#### Task objective
Look for the string "name" in the data below, and copy each line that holds it.

Source records
= = =

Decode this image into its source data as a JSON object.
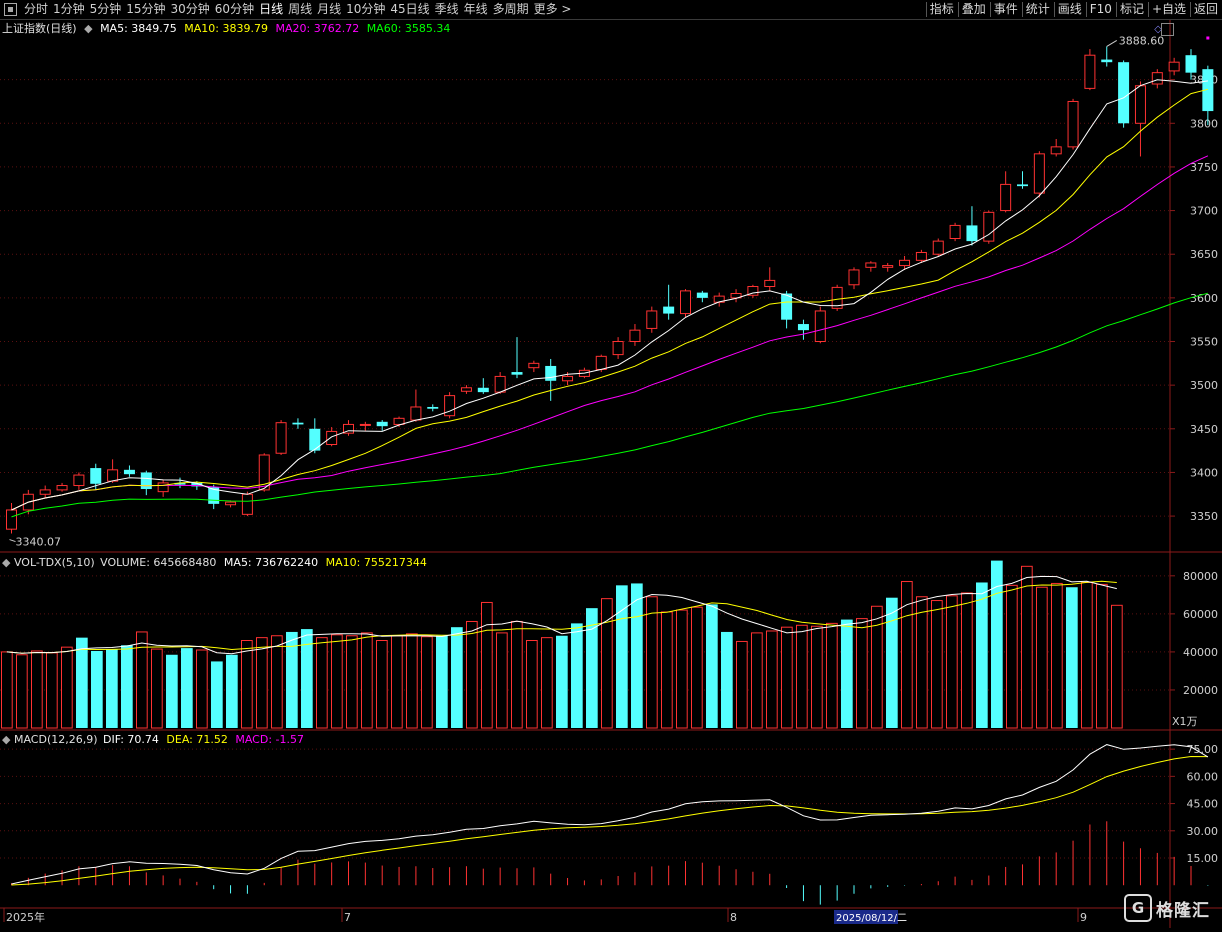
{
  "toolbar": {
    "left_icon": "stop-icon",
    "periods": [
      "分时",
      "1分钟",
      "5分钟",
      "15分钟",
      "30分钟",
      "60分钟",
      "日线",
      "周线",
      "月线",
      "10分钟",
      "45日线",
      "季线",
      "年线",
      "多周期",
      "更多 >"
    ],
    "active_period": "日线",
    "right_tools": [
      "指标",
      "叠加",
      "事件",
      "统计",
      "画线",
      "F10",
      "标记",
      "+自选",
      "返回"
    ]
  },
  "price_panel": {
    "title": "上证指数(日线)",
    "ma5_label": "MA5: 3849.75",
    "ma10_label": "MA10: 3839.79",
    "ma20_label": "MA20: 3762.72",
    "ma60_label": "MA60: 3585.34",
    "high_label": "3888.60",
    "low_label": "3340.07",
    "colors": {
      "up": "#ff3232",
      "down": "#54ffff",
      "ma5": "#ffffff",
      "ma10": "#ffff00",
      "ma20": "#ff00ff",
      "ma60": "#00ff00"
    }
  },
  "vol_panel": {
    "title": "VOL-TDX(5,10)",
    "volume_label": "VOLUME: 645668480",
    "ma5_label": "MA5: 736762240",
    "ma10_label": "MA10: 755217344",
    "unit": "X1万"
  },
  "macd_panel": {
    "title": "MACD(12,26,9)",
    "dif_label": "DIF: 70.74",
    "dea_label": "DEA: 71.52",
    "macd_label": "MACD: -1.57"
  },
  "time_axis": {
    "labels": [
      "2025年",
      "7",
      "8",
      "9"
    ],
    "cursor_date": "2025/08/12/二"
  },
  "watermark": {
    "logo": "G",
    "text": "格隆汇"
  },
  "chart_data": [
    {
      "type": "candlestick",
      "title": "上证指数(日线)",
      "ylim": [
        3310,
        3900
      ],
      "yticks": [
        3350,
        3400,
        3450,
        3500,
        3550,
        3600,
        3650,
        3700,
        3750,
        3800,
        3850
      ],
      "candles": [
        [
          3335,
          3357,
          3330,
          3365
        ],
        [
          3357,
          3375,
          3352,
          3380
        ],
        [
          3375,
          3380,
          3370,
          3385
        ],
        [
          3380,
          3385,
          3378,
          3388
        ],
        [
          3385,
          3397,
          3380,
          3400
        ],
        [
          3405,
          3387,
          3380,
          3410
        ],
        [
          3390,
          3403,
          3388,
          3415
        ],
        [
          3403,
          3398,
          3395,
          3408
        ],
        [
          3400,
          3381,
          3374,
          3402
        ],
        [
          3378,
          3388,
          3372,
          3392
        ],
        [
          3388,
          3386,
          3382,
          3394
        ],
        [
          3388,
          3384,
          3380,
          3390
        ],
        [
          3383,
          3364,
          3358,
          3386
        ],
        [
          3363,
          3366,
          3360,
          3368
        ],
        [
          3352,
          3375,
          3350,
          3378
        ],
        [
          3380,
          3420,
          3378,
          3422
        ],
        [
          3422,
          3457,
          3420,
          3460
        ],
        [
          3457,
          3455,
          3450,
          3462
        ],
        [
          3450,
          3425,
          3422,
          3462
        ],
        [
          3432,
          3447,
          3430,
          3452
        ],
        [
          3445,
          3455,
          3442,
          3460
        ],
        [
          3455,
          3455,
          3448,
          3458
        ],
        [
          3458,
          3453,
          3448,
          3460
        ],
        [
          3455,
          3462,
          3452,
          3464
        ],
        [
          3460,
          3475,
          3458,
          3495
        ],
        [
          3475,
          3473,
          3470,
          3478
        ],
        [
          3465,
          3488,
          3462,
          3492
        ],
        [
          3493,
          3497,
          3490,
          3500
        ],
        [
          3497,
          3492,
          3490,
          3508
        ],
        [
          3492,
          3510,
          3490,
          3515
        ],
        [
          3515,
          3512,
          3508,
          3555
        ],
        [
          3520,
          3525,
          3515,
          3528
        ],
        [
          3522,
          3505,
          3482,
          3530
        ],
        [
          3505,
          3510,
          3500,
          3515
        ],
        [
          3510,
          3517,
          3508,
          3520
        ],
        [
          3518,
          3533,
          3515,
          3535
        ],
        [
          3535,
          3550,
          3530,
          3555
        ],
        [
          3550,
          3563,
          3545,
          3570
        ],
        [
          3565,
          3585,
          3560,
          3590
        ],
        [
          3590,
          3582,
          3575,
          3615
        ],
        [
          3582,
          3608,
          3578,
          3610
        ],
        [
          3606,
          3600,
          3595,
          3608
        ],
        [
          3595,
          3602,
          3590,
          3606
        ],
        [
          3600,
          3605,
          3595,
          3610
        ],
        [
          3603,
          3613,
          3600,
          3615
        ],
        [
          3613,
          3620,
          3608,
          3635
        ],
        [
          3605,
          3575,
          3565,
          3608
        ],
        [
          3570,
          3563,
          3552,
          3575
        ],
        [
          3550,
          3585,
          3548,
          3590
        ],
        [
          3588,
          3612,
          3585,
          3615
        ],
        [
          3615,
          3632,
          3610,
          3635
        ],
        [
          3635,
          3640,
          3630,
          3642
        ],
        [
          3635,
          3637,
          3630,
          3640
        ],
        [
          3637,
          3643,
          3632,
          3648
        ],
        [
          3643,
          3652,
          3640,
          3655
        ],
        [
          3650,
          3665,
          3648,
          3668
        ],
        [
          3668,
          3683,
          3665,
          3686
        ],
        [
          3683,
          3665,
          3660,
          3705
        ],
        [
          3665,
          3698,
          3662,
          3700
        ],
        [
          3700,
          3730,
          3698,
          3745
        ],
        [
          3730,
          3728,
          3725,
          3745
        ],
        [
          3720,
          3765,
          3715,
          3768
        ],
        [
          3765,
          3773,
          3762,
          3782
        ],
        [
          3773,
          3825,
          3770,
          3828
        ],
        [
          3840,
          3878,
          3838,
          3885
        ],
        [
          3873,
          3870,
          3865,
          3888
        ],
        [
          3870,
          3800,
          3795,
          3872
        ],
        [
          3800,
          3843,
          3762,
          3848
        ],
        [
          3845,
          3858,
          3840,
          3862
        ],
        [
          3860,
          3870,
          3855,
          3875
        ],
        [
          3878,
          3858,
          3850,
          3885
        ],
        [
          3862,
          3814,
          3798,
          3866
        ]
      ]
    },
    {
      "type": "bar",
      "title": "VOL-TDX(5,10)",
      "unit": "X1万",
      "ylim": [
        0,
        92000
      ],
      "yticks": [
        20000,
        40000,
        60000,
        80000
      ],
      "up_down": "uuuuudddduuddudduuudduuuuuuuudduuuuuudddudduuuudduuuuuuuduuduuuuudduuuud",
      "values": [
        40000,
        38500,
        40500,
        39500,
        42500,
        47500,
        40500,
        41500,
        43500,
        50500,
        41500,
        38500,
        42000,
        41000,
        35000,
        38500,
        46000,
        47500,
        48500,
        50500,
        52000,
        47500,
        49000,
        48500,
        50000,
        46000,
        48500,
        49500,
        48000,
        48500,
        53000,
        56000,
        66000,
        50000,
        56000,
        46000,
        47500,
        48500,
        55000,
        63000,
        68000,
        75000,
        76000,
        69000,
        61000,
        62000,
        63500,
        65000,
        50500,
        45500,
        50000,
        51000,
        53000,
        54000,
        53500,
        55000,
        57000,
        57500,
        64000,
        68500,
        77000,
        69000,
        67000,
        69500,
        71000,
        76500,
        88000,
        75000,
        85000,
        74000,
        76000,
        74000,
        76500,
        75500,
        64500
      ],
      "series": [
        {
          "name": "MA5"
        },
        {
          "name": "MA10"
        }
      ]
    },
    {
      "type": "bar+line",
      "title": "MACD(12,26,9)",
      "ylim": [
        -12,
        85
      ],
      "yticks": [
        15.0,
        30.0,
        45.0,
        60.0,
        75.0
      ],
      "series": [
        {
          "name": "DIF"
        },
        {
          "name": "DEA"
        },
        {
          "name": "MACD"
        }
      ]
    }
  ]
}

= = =

#### Result for this exercise
          "name": "MA5"
          "name": "MA10"
          "name": "DIF"
          "name": "DEA"
          "name": "MACD"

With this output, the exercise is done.